Data entries:
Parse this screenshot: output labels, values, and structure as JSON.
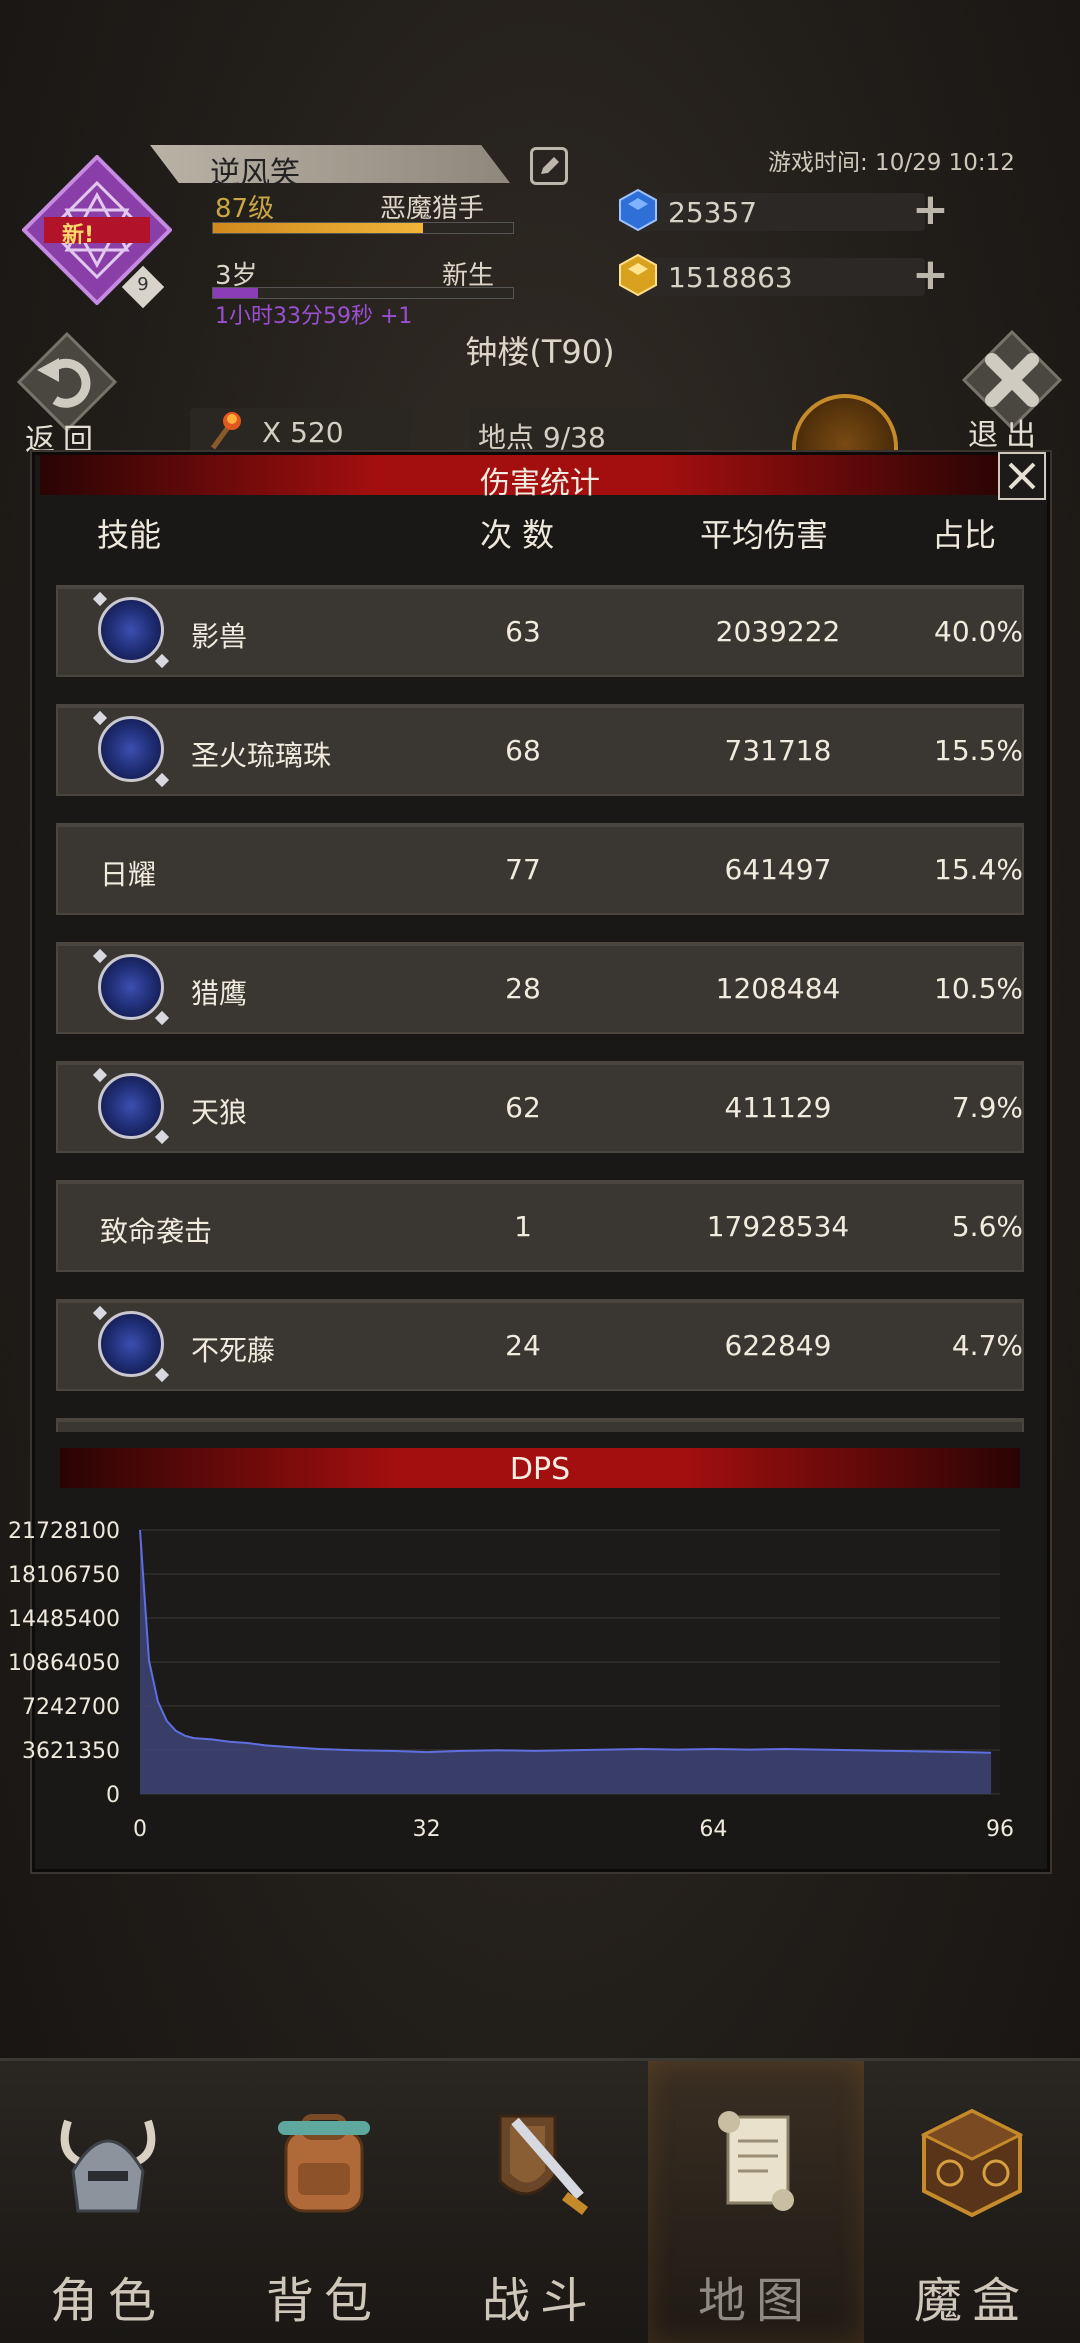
{
  "header": {
    "badge_new": "新!",
    "badge_num": "9",
    "player_name": "逆风笑",
    "level": "87级",
    "class_name": "恶魔猎手",
    "xp_fraction": 0.7,
    "age": "3岁",
    "stage": "新生",
    "age_fraction": 0.15,
    "timer": "1小时33分59秒 +1",
    "game_time": "游戏时间: 10/29 10:12",
    "gems": "25357",
    "gold": "1518863",
    "location_name": "钟楼(T90)",
    "back_label": "返回",
    "exit_label": "退出",
    "torch_count": "X 520",
    "location_count": "地点 9/38"
  },
  "panel": {
    "title": "伤害统计",
    "columns": {
      "skill": "技能",
      "count": "次 数",
      "avg": "平均伤害",
      "pct": "占比"
    },
    "rows": [
      {
        "name": "影兽",
        "count": "63",
        "avg": "2039222",
        "pct": "40.0%",
        "icon": "shadow-beast-icon",
        "has_icon": true
      },
      {
        "name": "圣火琉璃珠",
        "count": "68",
        "avg": "731718",
        "pct": "15.5%",
        "icon": "holy-fire-orb-icon",
        "has_icon": true
      },
      {
        "name": "日耀",
        "count": "77",
        "avg": "641497",
        "pct": "15.4%",
        "icon": "",
        "has_icon": false
      },
      {
        "name": "猎鹰",
        "count": "28",
        "avg": "1208484",
        "pct": "10.5%",
        "icon": "falcon-icon",
        "has_icon": true
      },
      {
        "name": "天狼",
        "count": "62",
        "avg": "411129",
        "pct": "7.9%",
        "icon": "sky-wolf-icon",
        "has_icon": true
      },
      {
        "name": "致命袭击",
        "count": "1",
        "avg": "17928534",
        "pct": "5.6%",
        "icon": "",
        "has_icon": false
      },
      {
        "name": "不死藤",
        "count": "24",
        "avg": "622849",
        "pct": "4.7%",
        "icon": "undying-vine-icon",
        "has_icon": true
      }
    ]
  },
  "dps": {
    "title": "DPS"
  },
  "chart_data": {
    "type": "area",
    "title": "DPS",
    "xlabel": "",
    "ylabel": "",
    "xlim": [
      0,
      96
    ],
    "ylim": [
      0,
      21728100
    ],
    "x_ticks": [
      "0",
      "32",
      "64",
      "96"
    ],
    "y_ticks": [
      "0",
      "3621350",
      "7242700",
      "10864050",
      "14485400",
      "18106750",
      "21728100"
    ],
    "grid": true,
    "series": [
      {
        "x": [
          0,
          1,
          2,
          3,
          4,
          5,
          6,
          8,
          10,
          12,
          14,
          16,
          18,
          20,
          24,
          28,
          32,
          36,
          40,
          44,
          48,
          52,
          56,
          60,
          64,
          68,
          72,
          76,
          80,
          84,
          88,
          92,
          95
        ],
        "values": [
          21728100,
          11000000,
          7600000,
          6000000,
          5200000,
          4800000,
          4600000,
          4500000,
          4300000,
          4200000,
          4000000,
          3900000,
          3800000,
          3700000,
          3600000,
          3550000,
          3450000,
          3550000,
          3600000,
          3550000,
          3600000,
          3650000,
          3700000,
          3650000,
          3700000,
          3650000,
          3700000,
          3650000,
          3600000,
          3550000,
          3500000,
          3450000,
          3400000
        ]
      }
    ],
    "colors": {
      "line": "#5f6fe0",
      "fill": "#3c4270"
    }
  },
  "nav": {
    "items": [
      {
        "label": "角色",
        "icon": "helmet-icon"
      },
      {
        "label": "背包",
        "icon": "backpack-icon"
      },
      {
        "label": "战斗",
        "icon": "sword-shield-icon"
      },
      {
        "label": "地图",
        "icon": "scroll-map-icon"
      },
      {
        "label": "魔盒",
        "icon": "magic-box-icon"
      }
    ],
    "active_index": 3
  }
}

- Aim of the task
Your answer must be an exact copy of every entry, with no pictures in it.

- Reply
Parse this screenshot: output labels, values, and structure as JSON.
{
  "header": {
    "badge_new": "新!",
    "badge_num": "9",
    "player_name": "逆风笑",
    "level": "87级",
    "class_name": "恶魔猎手",
    "xp_fraction": 0.7,
    "age": "3岁",
    "stage": "新生",
    "age_fraction": 0.15,
    "timer": "1小时33分59秒 +1",
    "game_time": "游戏时间: 10/29 10:12",
    "gems": "25357",
    "gold": "1518863",
    "location_name": "钟楼(T90)",
    "back_label": "返回",
    "exit_label": "退出",
    "torch_count": "X 520",
    "location_count": "地点 9/38"
  },
  "panel": {
    "title": "伤害统计",
    "columns": {
      "skill": "技能",
      "count": "次 数",
      "avg": "平均伤害",
      "pct": "占比"
    },
    "rows": [
      {
        "name": "影兽",
        "count": "63",
        "avg": "2039222",
        "pct": "40.0%",
        "icon": "shadow-beast-icon",
        "has_icon": true
      },
      {
        "name": "圣火琉璃珠",
        "count": "68",
        "avg": "731718",
        "pct": "15.5%",
        "icon": "holy-fire-orb-icon",
        "has_icon": true
      },
      {
        "name": "日耀",
        "count": "77",
        "avg": "641497",
        "pct": "15.4%",
        "icon": "",
        "has_icon": false
      },
      {
        "name": "猎鹰",
        "count": "28",
        "avg": "1208484",
        "pct": "10.5%",
        "icon": "falcon-icon",
        "has_icon": true
      },
      {
        "name": "天狼",
        "count": "62",
        "avg": "411129",
        "pct": "7.9%",
        "icon": "sky-wolf-icon",
        "has_icon": true
      },
      {
        "name": "致命袭击",
        "count": "1",
        "avg": "17928534",
        "pct": "5.6%",
        "icon": "",
        "has_icon": false
      },
      {
        "name": "不死藤",
        "count": "24",
        "avg": "622849",
        "pct": "4.7%",
        "icon": "undying-vine-icon",
        "has_icon": true
      }
    ]
  },
  "dps": {
    "title": "DPS"
  },
  "chart_data": {
    "type": "area",
    "title": "DPS",
    "xlabel": "",
    "ylabel": "",
    "xlim": [
      0,
      96
    ],
    "ylim": [
      0,
      21728100
    ],
    "x_ticks": [
      "0",
      "32",
      "64",
      "96"
    ],
    "y_ticks": [
      "0",
      "3621350",
      "7242700",
      "10864050",
      "14485400",
      "18106750",
      "21728100"
    ],
    "grid": true,
    "series": [
      {
        "x": [
          0,
          1,
          2,
          3,
          4,
          5,
          6,
          8,
          10,
          12,
          14,
          16,
          18,
          20,
          24,
          28,
          32,
          36,
          40,
          44,
          48,
          52,
          56,
          60,
          64,
          68,
          72,
          76,
          80,
          84,
          88,
          92,
          95
        ],
        "values": [
          21728100,
          11000000,
          7600000,
          6000000,
          5200000,
          4800000,
          4600000,
          4500000,
          4300000,
          4200000,
          4000000,
          3900000,
          3800000,
          3700000,
          3600000,
          3550000,
          3450000,
          3550000,
          3600000,
          3550000,
          3600000,
          3650000,
          3700000,
          3650000,
          3700000,
          3650000,
          3700000,
          3650000,
          3600000,
          3550000,
          3500000,
          3450000,
          3400000
        ]
      }
    ],
    "colors": {
      "line": "#5f6fe0",
      "fill": "#3c4270"
    }
  },
  "nav": {
    "items": [
      {
        "label": "角色",
        "icon": "helmet-icon"
      },
      {
        "label": "背包",
        "icon": "backpack-icon"
      },
      {
        "label": "战斗",
        "icon": "sword-shield-icon"
      },
      {
        "label": "地图",
        "icon": "scroll-map-icon"
      },
      {
        "label": "魔盒",
        "icon": "magic-box-icon"
      }
    ],
    "active_index": 3
  }
}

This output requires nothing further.